"When you grow up with something, you have to have it," Thompson said.
Now, they just go to their own restaurant.
Vern and his wife, Loui Toomalatai-Thompson, opened Big Sai's Hawaiian BBQ, at 2672 North Hill Field Road, about two months ago. The restaurant, sitting between Northridge High School and Hill Air Force Base, has already produced enough regulars that Loui said they could shout people's names out when they walk through the door.
"This is the kind of place we wanted," Loui said. "It's an extension from my house. In our culture, it's all about sharing what you have."

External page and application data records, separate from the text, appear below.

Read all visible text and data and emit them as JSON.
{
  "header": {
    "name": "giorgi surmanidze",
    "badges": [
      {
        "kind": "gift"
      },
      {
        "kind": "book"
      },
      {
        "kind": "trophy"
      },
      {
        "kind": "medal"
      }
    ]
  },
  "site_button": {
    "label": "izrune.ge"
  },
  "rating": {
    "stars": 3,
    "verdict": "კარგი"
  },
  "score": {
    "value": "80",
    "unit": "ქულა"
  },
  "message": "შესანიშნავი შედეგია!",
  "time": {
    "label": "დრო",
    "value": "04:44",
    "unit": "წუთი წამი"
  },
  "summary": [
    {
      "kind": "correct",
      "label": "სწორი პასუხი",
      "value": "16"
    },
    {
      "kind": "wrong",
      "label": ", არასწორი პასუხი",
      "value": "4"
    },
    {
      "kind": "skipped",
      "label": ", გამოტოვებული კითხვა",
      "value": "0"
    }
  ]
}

The Thompsons moved to Layton two winters ago after Loui was diagnosed with a brain tumor. The tumor is about the size of a BB and not life-threatening, although it causes symptoms that Loui has to deal with every day. Loui, who counts the time by the number of winters her family has survived, said she is now living off medication and wanted to be closer to family for moral support.
"Now my kids have 31 cousins to play with," Loui said.
The Thompsons have three daughters -- Talia, 12, Alosina, 11, and Ema, 7 -- and one son. Nine-year-old Isaia, now measuring in at an even 5 feet and weighing 125 pounds, was the inspiration behind the name of the restaurant. Born two weeks early, Isaia weighed 11 pounds, 4.5 ounces and measured 23 inches.
The big baby was such a novelty in Laie that local high school football coaches brought gifts to the Thompsons and encouraged the parents to send the future football player to their high school when it is time for him to play.
The Thompsons want to not only be a part of the community here, but bring some of the Hawaiian culture to Utah.
The first step, deciding the menu for Big Sai's, was easy.
"These are the things my kids like to eat," Loui said. "We plan on expanding the menu, we just didn't know how much to do at first."
When designing Big Sai's T-shirts, the Thompsons made sure to have "Broke da mouf" on the back. That is a saying in Hawaii that the locals use for food so good that it breaks your mouth apart.
"We want to share the aloha spirit and culture with the people here," Vern said. "We want to be a part of this wonderful community."